Ah, well the EU did that, and now we have bags of sugar which weigh 454g.

You contradict yourself here.

You weren’t being pushed into it by anyone else. It was driven by Americans.

If the “bunch of little countries” you refer to is what is now the EU, you stayed out while half of Europe was overrun and only joined in the war when attacked, more than 2 years later.

Fortunately for us we were far too sensible and open minded than that.

You know, given that the economy in the United States is as robust an economy as can be found, generally speaking, given that we manage to muddle along as the world’s biggest superpower, generally speaking, and given that we don’t appear to be losing either status anytime soon, I wonder what the point to insisting that we are somehow silly/stupid/less enlightened for failing to convert to metric is?

Is the metric system more “rational?” Yes. Does it offer the average person advantages in their life through its use? No. Would it occasion a period of discomfort while we adjusted? Yes (think, for example, of all the recipe conversions that would be needed). Are we going to do it? No time soon.

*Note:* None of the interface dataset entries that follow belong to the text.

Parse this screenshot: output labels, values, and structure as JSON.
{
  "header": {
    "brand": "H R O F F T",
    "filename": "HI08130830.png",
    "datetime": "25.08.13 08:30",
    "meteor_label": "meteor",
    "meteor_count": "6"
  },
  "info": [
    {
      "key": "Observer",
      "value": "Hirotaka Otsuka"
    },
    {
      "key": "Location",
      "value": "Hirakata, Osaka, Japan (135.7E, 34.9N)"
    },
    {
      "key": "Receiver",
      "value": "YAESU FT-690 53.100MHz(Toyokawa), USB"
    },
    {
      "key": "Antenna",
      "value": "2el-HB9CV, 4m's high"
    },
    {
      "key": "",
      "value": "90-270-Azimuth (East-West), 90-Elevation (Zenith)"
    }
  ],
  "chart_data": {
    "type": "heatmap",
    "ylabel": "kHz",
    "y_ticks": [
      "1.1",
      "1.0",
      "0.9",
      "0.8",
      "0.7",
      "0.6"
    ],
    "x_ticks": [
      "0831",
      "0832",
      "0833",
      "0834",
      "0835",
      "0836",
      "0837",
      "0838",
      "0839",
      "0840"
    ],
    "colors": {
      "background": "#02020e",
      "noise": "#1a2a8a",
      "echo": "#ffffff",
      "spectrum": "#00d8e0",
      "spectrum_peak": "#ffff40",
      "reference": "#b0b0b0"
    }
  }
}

We’ll eliminate the penny, first. :stuck_out_tongue:

Ah, but the penny is metric, being 1/100 of a dollar. You traditionalists need to eliminate the quarter, and replace it with 20c and 50c coins.

You know, its funny. I was just thinking about the parallels between the US not adopting the metric system, and the US not liking soccer.

Growing up in the US in the 1970s we were told by our teachers that even though our parents and grandparents had never used it we WOULD be using the metric system in our everyday lives by the time we were grownups. We would have to, the rest of the world did and we wouldn’t want to be different, now would we?

And it was right about this time that I first heard about this game called soccer. It was a “new” sport (I know), one that was played all over the world, and even though our parents and grandparents had never played it, it WOULD be one of the most popular sports in America by the time we were grownups. It was in the rest of the world and we wouldn’t want to be different, now would we?
One of my teachers promised us monorails everywhere too, but that’s a different story.

Yeah, and just look how North Haverbrook turned out!